There's a lot of incentive to become handy around the home. By being able to fix small problems around the home, you can get repair work done much faster, and at a much lower cost than when you hire a handyman to do the job for you. Over time, the costs of this in-home repair work can add up over time when you're selling out money for someone else's labor costs.
Some people are deterred from doing their own repair work, though, for two reasons. Not only are they unfamiliar with the procedure in many cases, but they also lack the proper equipment and are reluctant to spend so much money assembling a suitable stockpile of tools. In many cases, homeowners don't want to commit an entire room -- or a huge section of their garage -- to storing all of these tools.
If that's the case for you, you might be encouraged to know that many multi-task tools are hitting the market and earning rave reviews for their ease of use and compactness. With the right equipment, you can assemble a great toolbox at a low cost and be ready to tackle a wide range of home repairs.
The essential tools
Some tools you can count on using over and over again, and they can be purchased at low prices at any hardware or department store. These basics include a hammer, pliers, a crescent wrench, measuring tape, and a box cutter. You can get these tools and others in a basic tool kit, which are often available at great prices and will provide a good foundation for your do-it-yourself repair work

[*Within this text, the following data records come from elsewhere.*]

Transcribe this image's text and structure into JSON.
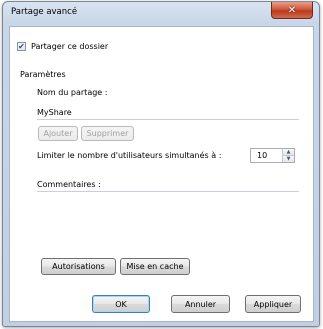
{
  "window": {
    "title": "Partage avancé",
    "close_glyph": "✕"
  },
  "share": {
    "checkbox_label": "Partager ce dossier",
    "checked": true,
    "check_glyph": "✔"
  },
  "settings": {
    "group_label": "Paramètres",
    "share_name_label": "Nom du partage :",
    "share_name_value": "MyShare",
    "add_label": "Ajouter",
    "remove_label": "Supprimer",
    "limit_label": "Limiter le nombre d'utilisateurs simultanés à :",
    "limit_value": "10",
    "spin_up": "▲",
    "spin_down": "▼",
    "comments_label": "Commentaires :"
  },
  "actions": {
    "permissions_label": "Autorisations",
    "caching_label": "Mise en cache"
  },
  "footer": {
    "ok_label": "OK",
    "cancel_label": "Annuler",
    "apply_label": "Appliquer"
  }
}
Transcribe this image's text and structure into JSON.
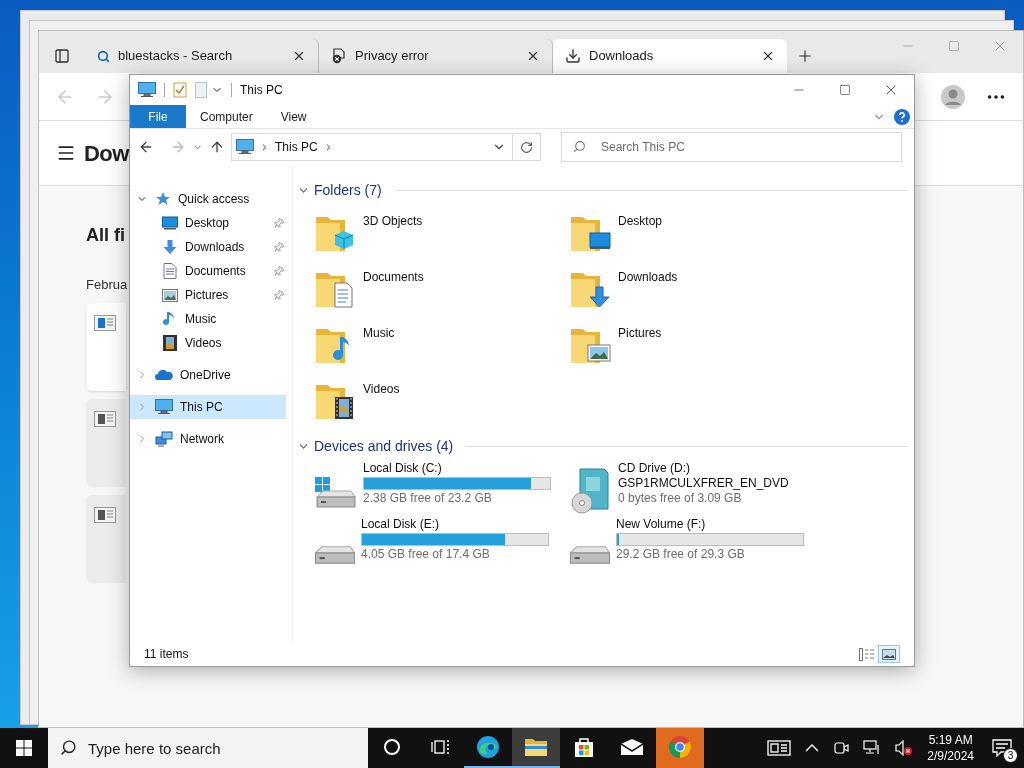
{
  "browser": {
    "tabs": [
      {
        "kind": "search",
        "title": "bluestacks - Search",
        "selected": false
      },
      {
        "kind": "error",
        "title": "Privacy error",
        "selected": false
      },
      {
        "kind": "download",
        "title": "Downloads",
        "selected": true
      }
    ],
    "page": {
      "heading": "Dow",
      "section": "All fi",
      "group": "Februa",
      "cards": [
        {
          "dimmed": false
        },
        {
          "dimmed": true
        },
        {
          "dimmed": true
        }
      ]
    }
  },
  "explorer": {
    "title": "This PC",
    "ribbon_tabs": [
      {
        "kind": "file",
        "label": "File"
      },
      {
        "kind": "tab",
        "label": "Computer"
      },
      {
        "kind": "tab",
        "label": "View"
      }
    ],
    "address": "This PC",
    "search": {
      "placeholder": "Search This PC"
    },
    "nav": [
      {
        "kind": "quick",
        "label": "Quick access",
        "expanded": true,
        "selected": false,
        "children": [
          {
            "kind": "desktop",
            "label": "Desktop",
            "pinned": true,
            "selected": false
          },
          {
            "kind": "downloads",
            "label": "Downloads",
            "pinned": true,
            "selected": false
          },
          {
            "kind": "documents",
            "label": "Documents",
            "pinned": true,
            "selected": false
          },
          {
            "kind": "pictures",
            "label": "Pictures",
            "pinned": true,
            "selected": false
          },
          {
            "kind": "music",
            "label": "Music",
            "pinned": false,
            "selected": false
          },
          {
            "kind": "videos",
            "label": "Videos",
            "pinned": false,
            "selected": false
          }
        ]
      },
      {
        "kind": "onedrive",
        "label": "OneDrive",
        "expanded": false,
        "selected": false
      },
      {
        "kind": "pc",
        "label": "This PC",
        "expanded": false,
        "selected": true
      },
      {
        "kind": "network",
        "label": "Network",
        "expanded": false,
        "selected": false
      }
    ],
    "groups": [
      {
        "kind": "folders",
        "title": "Folders (7)",
        "items": [
          {
            "kind": "objects",
            "name": "3D Objects"
          },
          {
            "kind": "desktop",
            "name": "Desktop"
          },
          {
            "kind": "documents",
            "name": "Documents"
          },
          {
            "kind": "downloads",
            "name": "Downloads"
          },
          {
            "kind": "music",
            "name": "Music"
          },
          {
            "kind": "pictures",
            "name": "Pictures"
          },
          {
            "kind": "videos",
            "name": "Videos"
          }
        ]
      },
      {
        "kind": "drives",
        "title": "Devices and drives (4)",
        "items": [
          {
            "kind": "system",
            "name": "Local Disk (C:)",
            "level": 0.9,
            "free": "2.38 GB free of 23.2 GB"
          },
          {
            "kind": "cd",
            "name": "CD Drive (D:)",
            "label": "GSP1RMCULXFRER_EN_DVD",
            "free": "0 bytes free of 3.09 GB"
          },
          {
            "kind": "disk",
            "name": "Local Disk (E:)",
            "level": 0.77,
            "free": "4.05 GB free of 17.4 GB"
          },
          {
            "kind": "disk",
            "name": "New Volume (F:)",
            "level": 0.01,
            "free": "29.2 GB free of 29.3 GB"
          }
        ]
      }
    ],
    "status": "11 items",
    "views": [
      {
        "kind": "details",
        "selected": false
      },
      {
        "kind": "large",
        "selected": true
      }
    ]
  },
  "taskbar": {
    "search_placeholder": "Type here to search",
    "apps": [
      {
        "kind": "cortana",
        "running": false,
        "active": false,
        "attention": false
      },
      {
        "kind": "taskview",
        "running": false,
        "active": false,
        "attention": false
      },
      {
        "kind": "edge",
        "running": true,
        "active": false,
        "attention": false
      },
      {
        "kind": "explorer",
        "running": true,
        "active": true,
        "attention": false
      },
      {
        "kind": "store",
        "running": false,
        "active": false,
        "attention": false
      },
      {
        "kind": "mail",
        "running": false,
        "active": false,
        "attention": false
      },
      {
        "kind": "chrome",
        "running": false,
        "active": false,
        "attention": true
      }
    ],
    "tray": [
      {
        "kind": "news"
      },
      {
        "kind": "chevron"
      },
      {
        "kind": "meet"
      },
      {
        "kind": "network"
      }
    ],
    "volume": {
      "muted": true
    },
    "time": "5:19 AM",
    "date": "2/9/2024",
    "notifications": "3"
  }
}
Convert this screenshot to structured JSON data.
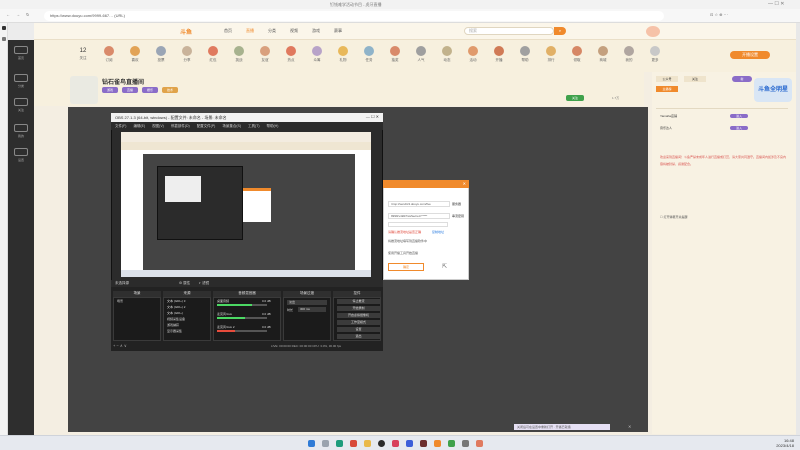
{
  "browser": {
    "tab_title": "钉钱难学活动节目 - 虎牙直播",
    "url": "https://www.douyu.com/9999-667… (URL)"
  },
  "site": {
    "logo": "斗鱼",
    "nav": [
      "首页",
      "直播",
      "分类",
      "视频",
      "游戏",
      "赛事"
    ],
    "search_placeholder": "搜索",
    "upload_btn": "上传视频"
  },
  "toolbar": {
    "items": [
      {
        "label": "12",
        "sub": "关注"
      },
      {
        "label": "订阅"
      },
      {
        "label": "喜欢"
      },
      {
        "label": "投票"
      },
      {
        "label": "分享"
      },
      {
        "label": "红包"
      },
      {
        "label": "挑战"
      },
      {
        "label": "友谊"
      },
      {
        "label": "热点"
      },
      {
        "label": "众筹"
      },
      {
        "label": "礼物"
      },
      {
        "label": "任务"
      },
      {
        "label": "抽奖"
      },
      {
        "label": "人气"
      },
      {
        "label": "动态"
      },
      {
        "label": "活动"
      },
      {
        "label": "开播"
      },
      {
        "label": "帮助"
      },
      {
        "label": "排行"
      },
      {
        "label": "领取"
      },
      {
        "label": "商城"
      },
      {
        "label": "我的"
      },
      {
        "label": "更多"
      }
    ],
    "right_btn": "开播设置"
  },
  "room": {
    "name": "钻石雀鸟直播间",
    "tags": [
      "游戏",
      "直播",
      "娱乐",
      "技术"
    ],
    "follow_btn": "关注",
    "fans": "1.7万"
  },
  "left_nav": [
    {
      "label": "首页"
    },
    {
      "label": "分类"
    },
    {
      "label": "关注"
    },
    {
      "label": "我的"
    },
    {
      "label": "设置"
    }
  ],
  "obs": {
    "title": "OBS 27.1.3 (64-bit, windows) - 配置文件: 未命名 - 场景: 未命名",
    "menus": [
      "文件(F)",
      "编辑(E)",
      "视图(V)",
      "停靠部件(D)",
      "配置文件(P)",
      "场景集合(S)",
      "工具(T)",
      "帮助(H)"
    ],
    "no_source": "未选择源",
    "props_btn": "属性",
    "filter_btn": "滤镜",
    "panels": {
      "scenes": "场景",
      "sources": "来源",
      "mixer": "音频混音器",
      "transitions": "场景过渡",
      "controls": "控件"
    },
    "scene_item": "场景",
    "sources": [
      "文本 (GDI+) 3",
      "文本 (GDI+) 2",
      "文本 (GDI+)",
      "视频采集设备",
      "游戏捕获",
      "显示器采集"
    ],
    "mixer": [
      {
        "name": "桌面音频",
        "db": "0.0 dB",
        "level": 0.7
      },
      {
        "name": "麦克风/Aux",
        "db": "0.0 dB",
        "level": 0.55
      },
      {
        "name": "麦克风/Aux 2",
        "db": "0.0 dB",
        "level": 0.35
      }
    ],
    "transition": "淡出",
    "duration_label": "时长",
    "duration": "300 ms",
    "controls": [
      "停止推流",
      "开始录制",
      "开启虚拟摄像机",
      "工作室模式",
      "设置",
      "退出"
    ],
    "status": "LIVE: 00:00:00  REC: 00:00:00  CPU: 3.0%, 30.00 fps"
  },
  "dialog": {
    "label1": "服务器",
    "value1": "rtmp://sendtc3.douyu.com/live",
    "label2": "串流密钥",
    "value2": "9999rv4kfk?wsSecret=*****",
    "warn": "请确认推流地址是否正确",
    "link": "复制地址",
    "note1": "将推流地址填写到直播软件中",
    "note2": "使用开播工具开始直播",
    "confirm": "确定"
  },
  "chat": {
    "tabs": [
      "公众号",
      "关注",
      "主播榜"
    ],
    "badge": "新",
    "rank": [
      {
        "name": "Yamaha店铺",
        "tag": "进入"
      },
      {
        "name": "音乐达人",
        "tag": "进入"
      }
    ],
    "notice": "欢迎来到直播间！斗鱼严禁未成年人进行直播或打赏，请大家共同遵守。直播间内如涉及不良内容将被封禁，感谢配合。",
    "checkbox": "打开弹幕开关提醒",
    "promo": "斗鱼全明星"
  },
  "bottom_tip": "关闭后可在设置中重新打开 · 开播已就绪",
  "taskbar": {
    "time": "16:48",
    "date": "2023/4/18",
    "icons": [
      "windows-icon",
      "search-icon",
      "edge-icon",
      "chrome-icon",
      "folder-icon",
      "obs-icon",
      "music-icon",
      "video-icon",
      "game-icon",
      "chat-icon",
      "store-icon",
      "settings-icon",
      "mail-icon"
    ]
  },
  "colors": {
    "accent": "#f08a2c",
    "obs_bg": "#2b2b2b",
    "page_bg": "#f4eee2"
  }
}
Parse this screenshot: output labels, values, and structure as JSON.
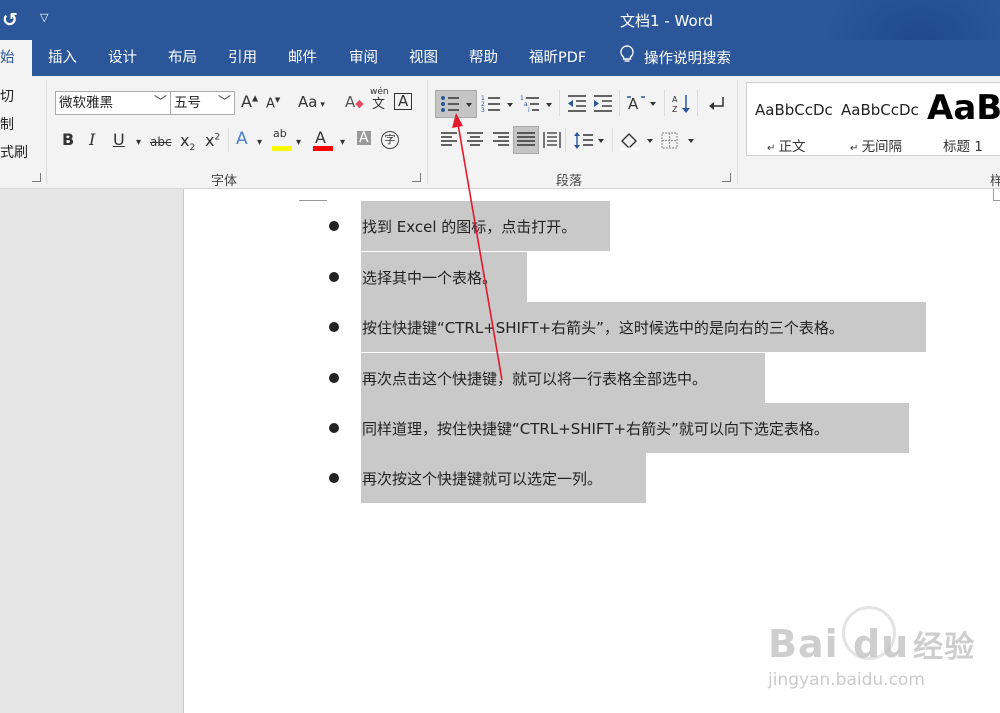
{
  "window": {
    "title": "文档1 - Word"
  },
  "quick_access": {
    "undo_glyph": "↺",
    "more_glyph": "▽"
  },
  "tabs": [
    {
      "label": "开始",
      "visible": "始",
      "active": true
    },
    {
      "label": "插入"
    },
    {
      "label": "设计"
    },
    {
      "label": "布局"
    },
    {
      "label": "引用"
    },
    {
      "label": "邮件"
    },
    {
      "label": "审阅"
    },
    {
      "label": "视图"
    },
    {
      "label": "帮助"
    },
    {
      "label": "福昕PDF"
    },
    {
      "label": "操作说明搜索"
    }
  ],
  "clipboard": {
    "cut": "切",
    "copy": "制",
    "format_painter": "式刷"
  },
  "font": {
    "name": "微软雅黑",
    "size": "五号",
    "group_label": "字体",
    "grow": "A",
    "shrink": "A",
    "change_case": "Aa",
    "clear_format": "A",
    "phonetic_top": "wén",
    "phonetic_bottom": "文",
    "char_border": "A",
    "bold": "B",
    "italic": "I",
    "underline": "U",
    "strikethrough": "abc",
    "subscript": "x",
    "superscript": "x",
    "text_effects": "A",
    "highlight": "ab",
    "font_color": "A",
    "char_shading": "A",
    "enclose": "字",
    "highlight_color": "#ffff00",
    "font_color_bar": "#ff0000"
  },
  "paragraph": {
    "group_label": "段落"
  },
  "styles": [
    {
      "sample": "AaBbCcDc",
      "name": "正文"
    },
    {
      "sample": "AaBbCcDc",
      "name": "无间隔"
    },
    {
      "sample": "AaBb",
      "name": "标题 1"
    }
  ],
  "styles_group_label": "样",
  "document": {
    "bullets": [
      "找到 Excel 的图标，点击打开。",
      "选择其中一个表格。",
      "按住快捷键“CTRL+SHIFT+右箭头”，这时候选中的是向右的三个表格。",
      "再次点击这个快捷键，就可以将一行表格全部选中。",
      "同样道理，按住快捷键“CTRL+SHIFT+右箭头”就可以向下选定表格。",
      "再次按这个快捷键就可以选定一列。"
    ]
  },
  "watermark": {
    "brand": "Bai du",
    "brand_cn": "经验",
    "sub": "jingyan.baidu.com"
  },
  "colors": {
    "ribbon_blue": "#2b579a",
    "selection_gray": "#c9c9c9",
    "annotation_red": "#e5192e"
  }
}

In addition to tools, some materials will prove valuable time and time again in your various home projects, so feel free to stock up on these in advance. Teflon tape is great for a variety of uses, and wood glue will come in handy whenever you're repairing a wood feature or furniture item. Invest in several different types of screws, nails, bolts and washers to give you options when securing something. Purchase WD-40, which is great for stubborn screws and bolts, jammed hinges and other moving metal parts, and collect a small box of wood scraps that you can use without worrying if they get damaged or not.
Your best bet: multi-purpose tools
The savings -- and simplicity -- really start to add up when you can start adding multi-purpose tools to your collection. These items pack an entire collection of tools into a single implement, and usually at a huge savings. Invest in these products whenever you can. For example, a pocket precision screwdriver will come equipped with a number of different bits, eliminating the need for a whole collection of individual screwdrivers -- including some you may never use.
A rotary tool also has a lot of tool options, as does a multi-tool -- you can get a small sander, a pipe-cutter and much more in one convenient package. Also consider a precision adjustable wrench to replace a heavy and costly wrench collection.
Ease into power tools
While expert handymen gravitate toward cordless power tools, these aren't cheap. If you're just starting out, consider power tools that use cords and see how these go. These tools will be much less expensive, and if you really embrace life as a do-it-yourselfer, you can always upgrade later.
When it comes to picking out tools, there is definitely an expensive way and an economical way to do it. Don't overwhelm yourself with costs that never translate to value. Invest in tools gradually and start learning home repair and maintenance skills to save money in the long run and become more self-sufficient.
Highcroft Hunting Barn - Murphy Co Design
Tool box by WohnGeist, Wallpaper* This one-off toolbox made especially for Wallpaper* took two craftsmen 15 days to complete. The box and handles are carved out of Swiss walnut wood, while the chisels are individually made from Swiss steel.
Wood Planes- Unknown Source
Traveler Chest- anthropologie.com
19TH Century Fitted Tool box
Heinz Antique Collectable Tools
Linda Davis Wood Tools
Beautiful Tool Displays - Garage Organization Ideas- Unknown Source
Vintage Plummets thecottageatroosterridge.com
Universal pliers by nonk on Flickr
Handy drills by nonk on Flickr